Batman cinema shooting: US mourns Aurora victims
A candlelit vigil has been held in Aurora, Colorado, as the US begins to mourn the 12 people killed by a gunman at a showing of the new Batman film, the Dark Knight Rises.
US President Barack Obama ordered flags flown at half mast.
A man in a gas mask and body armour threw tear gas canisters at a midnight screening, then fired on the crowd, killing 12 and injuring 58.
Suspect James Holmes, 24, was arrested outside the cinema, police said.
He will appear at Arapahoe County District Court, in nearby Centennial, Colorado, on Monday at 09:30 local time (15:30 GMT).
Hundreds of mourners gathered in Aurora for the vigil.
Candles and flowers were left on the lawn. One letter read: "To all the innocent souls... This is for you. We will never forget. This is Aurora."
At the Queen of Peace Roman Catholic church, Denver Archbishop Samuel Aquila told mourners: "Blessed are those who mourn, for they will be comforted. The heart of our Father is stronger than the bullets that killed 12 people."
In a briefing at the end of the day in Colorado, an emotional Governor John Hickenlooper confirmed that the casualty figure had been revised down one, to 70 people killed or injured.
Thirty people remained in hospital, Mr Hickenlooper said, with 11 of those in a critical condition.
"It's an act that defies description. Everyone I've talked to all day is filled with an anger that can't find focus," he said.
Aurora police chief Dan Oates said the attempt to defuse complex booby-traps, explosive devices and "things that look like mortar rounds" at Mr Holmes's home had been abandoned for the night, with federal government experts due to arrive on Saturday.
"I've personally never seen anything like what we've found in there," the police chief said.
James Holmes was said to be armed with a rifle, a shotgun and two pistols when he launched his assault. All weapons and ammunition were bought legally within the past few months, Mr Oates said.
Authorities have established no terrorism link, nor any motive, and Mr Holmes had no criminal record in Aurora.
In New York, Police Commissioner Raymond Kelly said the suspect had dyed his hair red and told police he was the Joker, Batman's infamous nemesis.
Cinemas in that city tightened security at Batman showings following the attack, and the French premiere of the film in Paris was cancelled.
The film's director, Christopher Nolan, issued a statement expressing his horror.
"The movie theatre is my home, and the idea that someone would violate that innocent and hopeful place in such an unbearably savage way is devastating to me," Nolan said.
"Nothing any of us can say could ever adequately express our feelings for the innocent victims of this appalling crime, but our thoughts are with them and their families."
Despite a strong past academic record, James Holmes was in the process of withdrawing from a doctoral programme in neuroscience at the University of Colorado-Denver.
One neighbour told Agence France-Presse that Mr Holmes "was always wearing camouflage pants", adding: "We did not know him well because he talked to nobody.
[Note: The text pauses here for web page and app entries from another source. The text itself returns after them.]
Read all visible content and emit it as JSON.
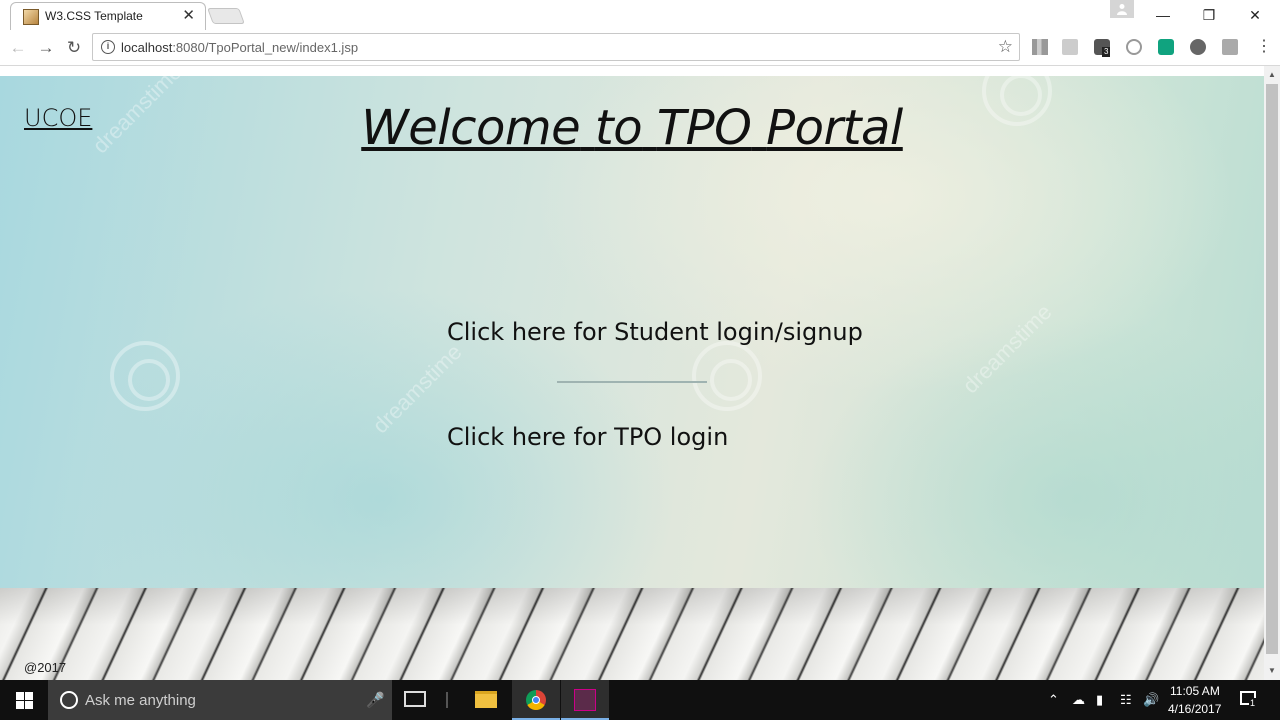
{
  "browser": {
    "tab_title": "W3.CSS Template",
    "tab_close": "✕",
    "url_host": "localhost",
    "url_rest": ":8080/TpoPortal_new/index1.jsp",
    "extension_badge": "3"
  },
  "page": {
    "brand": "UCOE",
    "welcome_words": [
      "Welcome",
      "to",
      "TPO",
      "Portal"
    ],
    "student_link": "Click here for Student login/signup",
    "tpo_link": "Click here for TPO login",
    "copyright": "@2017",
    "watermark": "dreamstime"
  },
  "taskbar": {
    "search_placeholder": "Ask me anything",
    "time": "11:05 AM",
    "date": "4/16/2017",
    "notification_count": "1"
  },
  "colors": {
    "taskbar": "#101010",
    "search_box": "#3b3b3b",
    "active_underline": "#7ab0e6"
  }
}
He was always locked up behind his door."
His family said in a written statement: "Our hearts go out to those who were involved in this tragedy and to the families and friends of those involved. We ask that the media respect our privacy during this difficult time."
Police have given no indication of the names of the dead, the last of whose bodies was removed from the cinema at about 17:00 on Friday.
One woman known to have been killed was Jessica Ghawi , also known as Jessica Redfield, an aspiring broadcaster and a regular blogger.
In June, Ms Ghawi, 24, narrowly missed being caught in a shooting rampage in Toronto, leaving the scene five minutes before a man opened fire at the Eaton Centre shopping mall.
The attack began minutes into the showing at about 00:30 local time (06:30 GMT), when the gunman apparently entered the cinema through an emergency exit door near the front of the auditorium.
Reports said the attacker had a ticket but left the cinema, pretending to receive a phone call, before returning fully armed.
He wore a bullet-proof vest, tactical body armour and gloves, and was carrying an AR-15 military-style, semi-automatic rifle, a shotgun and two pistols, police said.
He threw two tear gas grenades, then opened fire with a rifle. There was chaos as movie-goers fled, some dressed in costume as heroes and villains.
Ten people were killed at the cinema and two others died later in hospital of their wounds. Among the injured were a four-month-old baby, who was released from hospital after treatment, and a six-year-old child.
One witness said the gunman had been "slowly making his way up the stairs and just firing - picking random people". At least one person in an adjacent auditorium was injured when a bullet went through the wall, police said.
Another eyewitness, identified only as Pam, told the BBC: "He fired a canister into the air. It shot right into the air, then I started to hear the bang, bang, bang of a gun."
Salina Jordan, 19, told the Denver Post she had seen one girl shot in the cheek, and a girl who appeared to be about nine years old with a gunshot wound to the stomach.
Informed of the massacre at dawn, President Obama spoke briefly to a campaign rally before returning to the White House to address the situation.
"There are going to be other days for politics," he said.
"This, I think, is a day for prayer and reflection."